Simply the best Documentaries
Anthropology and Sociology
Ideas and Movements
Agriculture and Livestock
Places on the Globe
Transports and Vehicles
Follow us in Twitter
Follow us in
Atom: The Clash of Titans
The Vikings Uncovered
Racism: A History. The Colour of Money
The Medici: Makers of Modern Art
Clash of the Gods: Odysseus II
Bitcoin: The End of Money As We Know It
History of the Eagles 4 of 4
Wild Russia: Siberia
Magician: The Astonishing Life and Work of Orson Welles
Listen to Me Marlon
I am Ali
We Steal Secrets: The Story of WikiLeaks
Ancient Aliens Debunked: Nazca Lines
Absolute Zero Conquest of Cold
"Contemporary" Sort by
Launched in 1982 by three friends in a Houston diner, Compaq Computer set out to build a portable PC to take on IBM, the world's most powerful tech company. Many had tried cloning the industry leader's code, only to be trounced by IBM and its high-priced lawyers. 'Silicon Cowboys' explores the remarkable David vs. Goliath story, and eventual demise, of Compaq, an unlikely upstart who altered the future of computing and helped shape the world as we know it today. Directed by Oscar (R)-nominated director Jason Cohen, the film offers a fresh look at the explosive rise of the 1980's PC industry and is a refreshing alternative to the familiar narratives of Jobs, Gates, and Zuckerberg.
Japan at War
Japan's role in World War II gets a whole new perspective in this consisting entirely of full colour footage, including colour films from Japan that were recently discovered. As the visuals of the world war take on a new vivid immediateness, the story of the rise of the militarists in Japan is told through the personal writings of the Japanese themselves. From the first overconfident tastes of victory, to the devastating losses that led to an unthinkable defeat amidst the ruins, the Pacific Theater of World War II is told through the Japanese's eyes.
More Human Than Human

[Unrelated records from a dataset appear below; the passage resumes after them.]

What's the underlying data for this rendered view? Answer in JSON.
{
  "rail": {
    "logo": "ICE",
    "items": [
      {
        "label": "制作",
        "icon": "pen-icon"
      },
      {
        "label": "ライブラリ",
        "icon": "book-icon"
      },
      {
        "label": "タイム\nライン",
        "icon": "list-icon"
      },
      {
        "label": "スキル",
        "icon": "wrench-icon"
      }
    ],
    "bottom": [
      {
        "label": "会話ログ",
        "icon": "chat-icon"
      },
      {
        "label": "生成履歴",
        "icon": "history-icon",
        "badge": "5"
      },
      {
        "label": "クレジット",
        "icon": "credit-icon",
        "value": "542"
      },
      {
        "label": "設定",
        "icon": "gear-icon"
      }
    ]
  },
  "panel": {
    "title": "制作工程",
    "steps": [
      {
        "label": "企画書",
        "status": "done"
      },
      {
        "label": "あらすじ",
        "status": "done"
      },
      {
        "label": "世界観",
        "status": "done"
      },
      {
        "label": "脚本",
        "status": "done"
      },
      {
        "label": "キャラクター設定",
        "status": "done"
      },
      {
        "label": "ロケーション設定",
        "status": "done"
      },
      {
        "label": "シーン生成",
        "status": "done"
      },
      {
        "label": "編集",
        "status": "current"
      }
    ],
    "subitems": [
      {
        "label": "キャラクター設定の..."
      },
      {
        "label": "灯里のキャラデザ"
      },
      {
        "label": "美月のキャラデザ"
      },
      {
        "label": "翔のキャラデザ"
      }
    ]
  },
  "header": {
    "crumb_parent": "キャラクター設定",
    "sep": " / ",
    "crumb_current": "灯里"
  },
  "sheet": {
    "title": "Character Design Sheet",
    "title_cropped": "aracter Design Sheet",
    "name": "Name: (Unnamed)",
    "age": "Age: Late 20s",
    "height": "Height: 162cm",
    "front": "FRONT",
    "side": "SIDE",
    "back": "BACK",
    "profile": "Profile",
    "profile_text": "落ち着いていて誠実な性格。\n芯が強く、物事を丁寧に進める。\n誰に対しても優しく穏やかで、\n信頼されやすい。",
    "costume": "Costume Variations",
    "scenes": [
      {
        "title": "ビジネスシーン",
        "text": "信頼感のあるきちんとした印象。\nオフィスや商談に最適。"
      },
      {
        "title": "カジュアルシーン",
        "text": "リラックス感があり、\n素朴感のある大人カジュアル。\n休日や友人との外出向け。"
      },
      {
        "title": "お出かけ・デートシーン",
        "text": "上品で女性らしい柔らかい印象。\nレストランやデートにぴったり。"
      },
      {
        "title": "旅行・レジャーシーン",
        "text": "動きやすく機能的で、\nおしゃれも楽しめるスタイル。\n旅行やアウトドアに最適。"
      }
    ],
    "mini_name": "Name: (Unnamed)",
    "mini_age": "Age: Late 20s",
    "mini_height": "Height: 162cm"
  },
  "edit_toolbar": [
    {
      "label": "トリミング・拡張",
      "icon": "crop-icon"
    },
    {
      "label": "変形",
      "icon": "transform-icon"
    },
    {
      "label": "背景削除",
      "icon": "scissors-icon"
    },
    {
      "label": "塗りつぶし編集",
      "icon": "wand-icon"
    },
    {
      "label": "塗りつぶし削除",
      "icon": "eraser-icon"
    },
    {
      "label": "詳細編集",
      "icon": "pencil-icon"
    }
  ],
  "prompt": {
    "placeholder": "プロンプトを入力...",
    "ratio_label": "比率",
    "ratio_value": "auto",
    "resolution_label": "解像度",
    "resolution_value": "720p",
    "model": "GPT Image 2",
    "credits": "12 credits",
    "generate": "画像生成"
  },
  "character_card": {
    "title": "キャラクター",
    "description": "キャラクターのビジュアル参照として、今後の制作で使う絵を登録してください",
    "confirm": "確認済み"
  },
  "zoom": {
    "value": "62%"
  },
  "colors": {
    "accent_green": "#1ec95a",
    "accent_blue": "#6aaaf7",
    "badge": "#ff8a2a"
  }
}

Embark on a thrilling journey through time and five continents to the heart of creativity. Fusing social history, politics, science, nature, archaeology and religion, this international landmark series unravels a universal mystery - why the world around us looks like it does. Modern-day mysteries are answered by journeying back to the beginning of civilisation via some of the most amazing man-made creations in the world. In the first episode, one image dominates our contemporary world above all others: the human body. How Art Made the World travels from the modern world of advertising to the temples of classical Greece and the tombs of ancient Egypt to solve the mystery of why humans surround themselves with images of the body that are so unrealistic.
How Art Made the World
Precision the Measure of All Things
Professor Marcus du Sautoy explores why we are driven to measure and quantify the world around us and why we have reduced the universe to just a handful of fundamental units of measurement. He tells the story of the metre and the second - how an astonishing journey across revolutionary France gave birth to the metre, and how scientists today are continuing to redefine the measurement of time and length, with extraordinary results.
Dr. Thomas Asbridge introduces the epic story of the Crusades – a tale of religious fanaticism and unspeakable brutality, of medieval knights and Jihadi warriors; of castles and kings; of heroism, betrayal, and sacrifice. He explains how, using fresh evidence, eye-witness testimonies and contemporary accounts – from both the Christian and Islamic worlds – we are able to re-examine this epic medieval drama, and how he has retraced the steps of the Crusaders from a small town in France to the magnificent cities of the Holy Land, bringing to life the human experience of the Crusades, and shedding new light on how it was that two of the world’s great religions waged war in the name of God.
Racism: A History
The Life of Mammals
Share our Website